Substance Flow Analysis of Novel Compounds: The Case of Graphene
Conference poster, 2011

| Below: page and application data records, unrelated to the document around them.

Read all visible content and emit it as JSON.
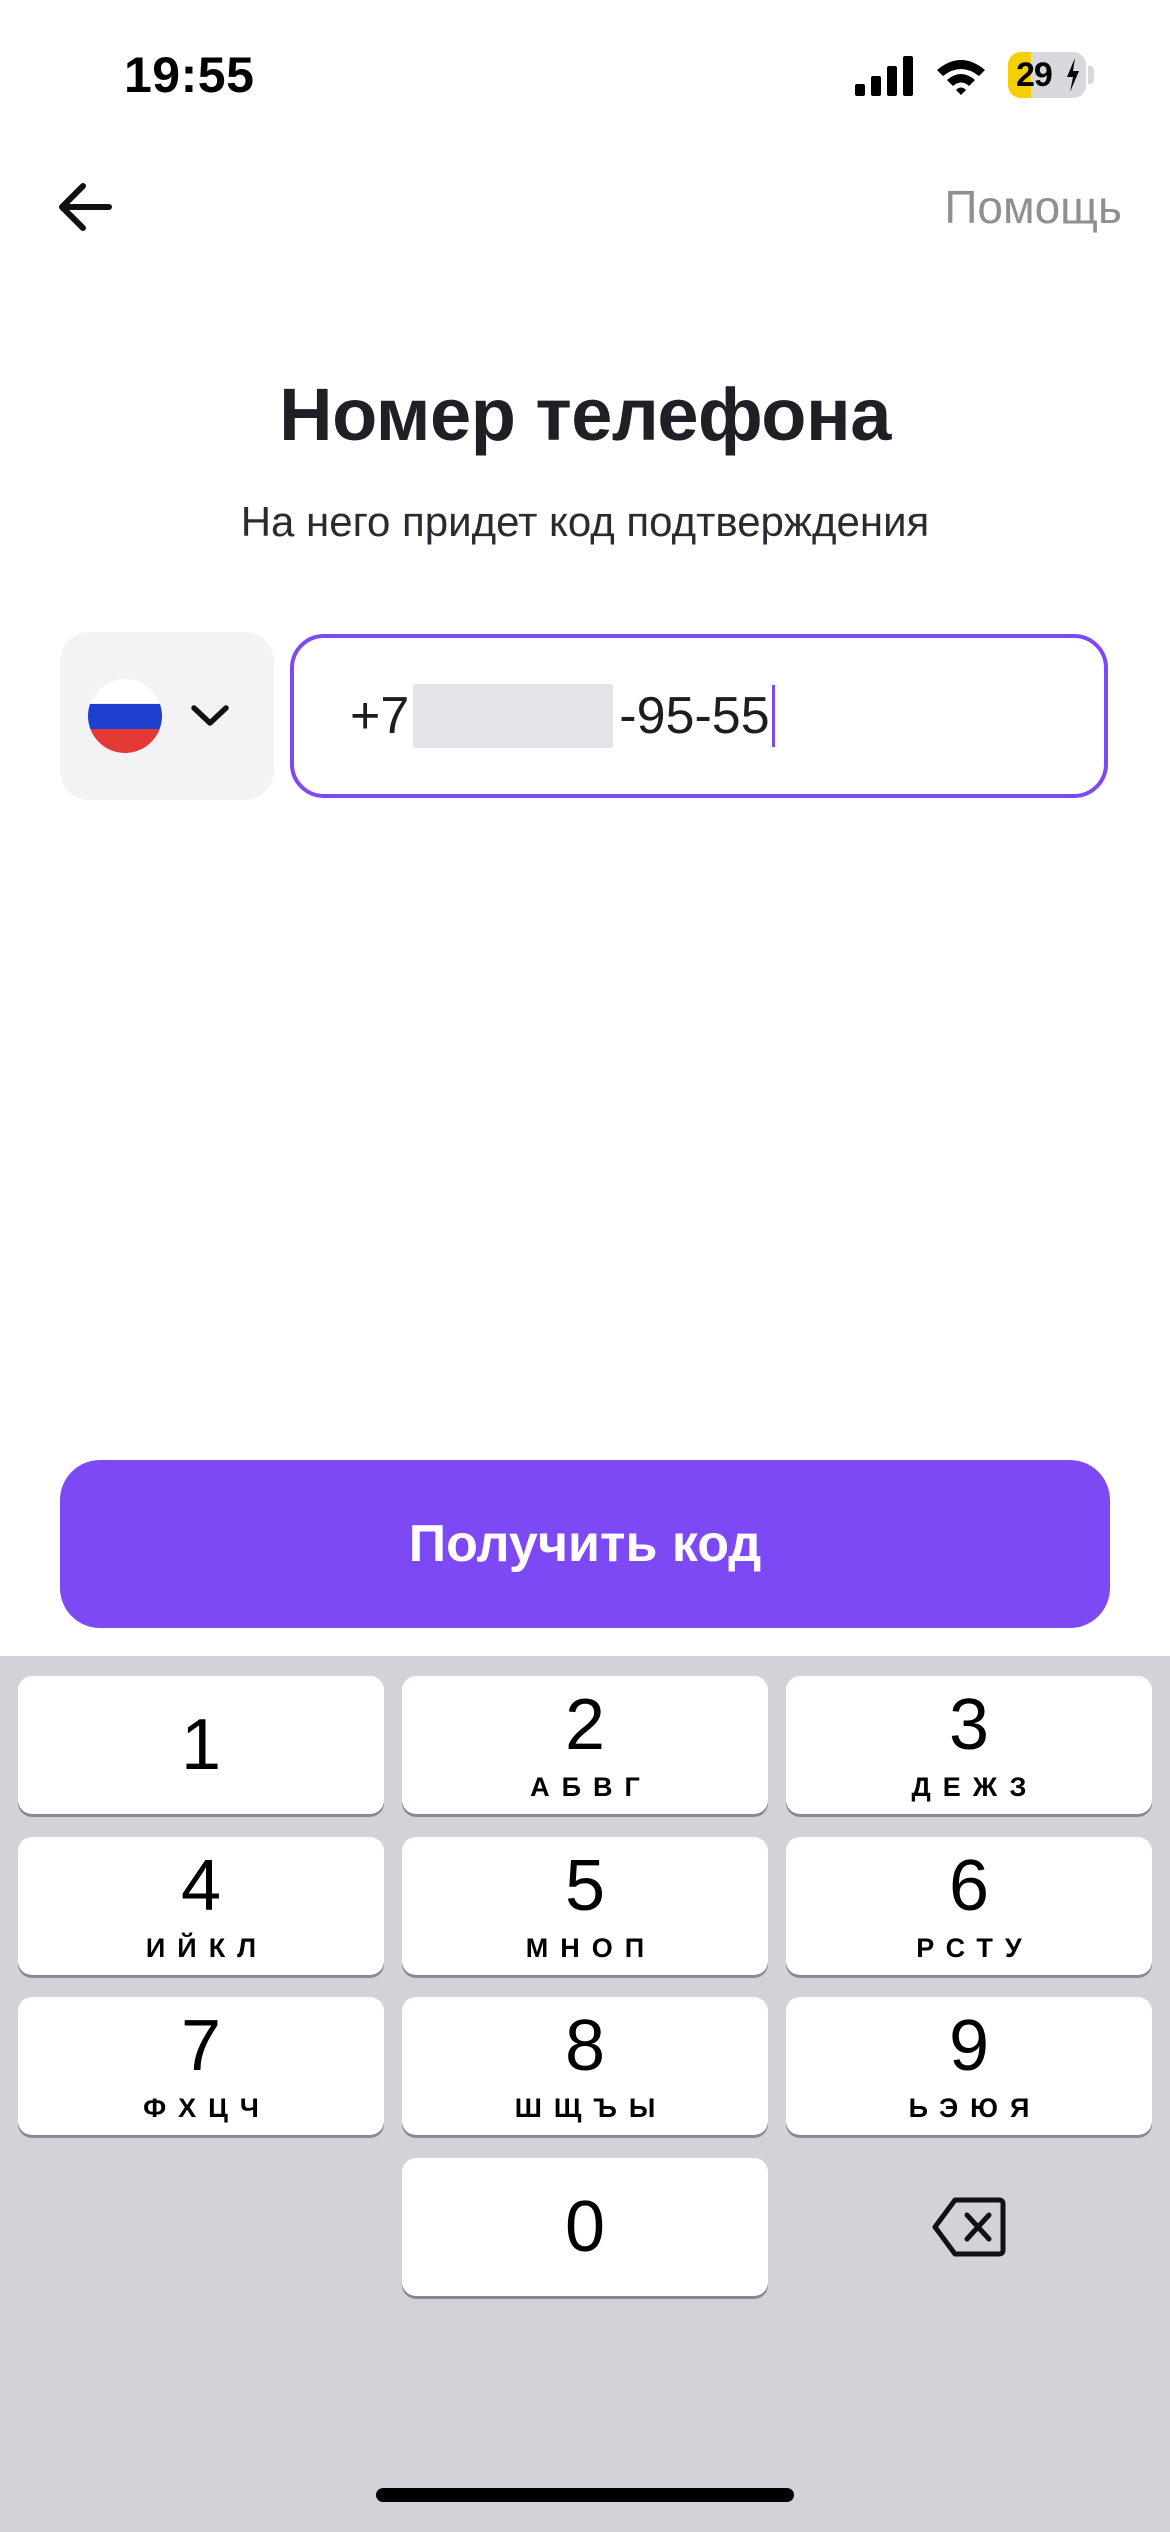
{
  "status_bar": {
    "time": "19:55",
    "battery_level": "29",
    "battery_fraction": 0.29,
    "icons": [
      "signal-icon",
      "wifi-icon",
      "battery-charging-icon"
    ]
  },
  "nav": {
    "back_icon": "arrow-left-icon",
    "help_label": "Помощь"
  },
  "header": {
    "title": "Номер телефона",
    "subtitle": "На него придет код подтверждения"
  },
  "country_selector": {
    "flag": "russia-flag-icon",
    "chevron": "chevron-down-icon",
    "flag_colors": [
      "#ffffff",
      "#1c3fd0",
      "#e53935"
    ]
  },
  "phone_input": {
    "prefix": "+7",
    "suffix": "-95-55",
    "masked": true
  },
  "cta": {
    "label": "Получить код",
    "color": "#7c49f5"
  },
  "keypad": {
    "keys": [
      {
        "digit": "1",
        "letters": ""
      },
      {
        "digit": "2",
        "letters": "АБВГ"
      },
      {
        "digit": "3",
        "letters": "ДЕЖЗ"
      },
      {
        "digit": "4",
        "letters": "ИЙКЛ"
      },
      {
        "digit": "5",
        "letters": "МНОП"
      },
      {
        "digit": "6",
        "letters": "РСТУ"
      },
      {
        "digit": "7",
        "letters": "ФХЦЧ"
      },
      {
        "digit": "8",
        "letters": "ШЩЪЫ"
      },
      {
        "digit": "9",
        "letters": "ЬЭЮЯ"
      },
      {
        "digit": "0",
        "letters": ""
      }
    ],
    "delete_icon": "backspace-icon"
  },
  "theme": {
    "accent": "#7c49f5",
    "keyboard_bg": "#d1d3d9",
    "help_text": "#8e8e95"
  }
}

Many new nanomaterials are being developed, and it provides a great challenge to estimate emissions of nanomaterials to the environment. One such nanomaterial is graphene, which has been hailed for its many potential useful applications. In accordance, researchers studying graphene received the 2010 Nobel Prize in physics. The current emissions of graphene are low due to the limited production, but may become significant in the future considering the rapid increase in graphene production. The method of substance flow analysis (SFA) has previously been used for estimating emissions of chemicals in an accounting manner. However, when using SFA in a prospective way for assessing emissions of a novel substance such as graphene, three prime challenges emerge: (1) estimating future magnitudes of flows and stocks of applications in which graphene is a constituent, (2) estimating concentration of graphene in the applications and (3) estimating emission coefficients specific for graphene and the application. Even if future flows and stocks of applications containing graphene cannot be rigorously estimated, potential risk can be probed by investigations of stylized states that account for different levels of technology diffusion. Concentration data is sometimes available since it is an important technical performance parameter, for instance for graphene in various composites. In more complex applications such as electronics, it may be more difficult to obtain. No emission coefficients of graphene are available, which constitutes that perhaps largest gap in an SFA of graphene. The conclusions drawn for the case of graphene is probably of interest for assessments of emissions of other novel substances as well.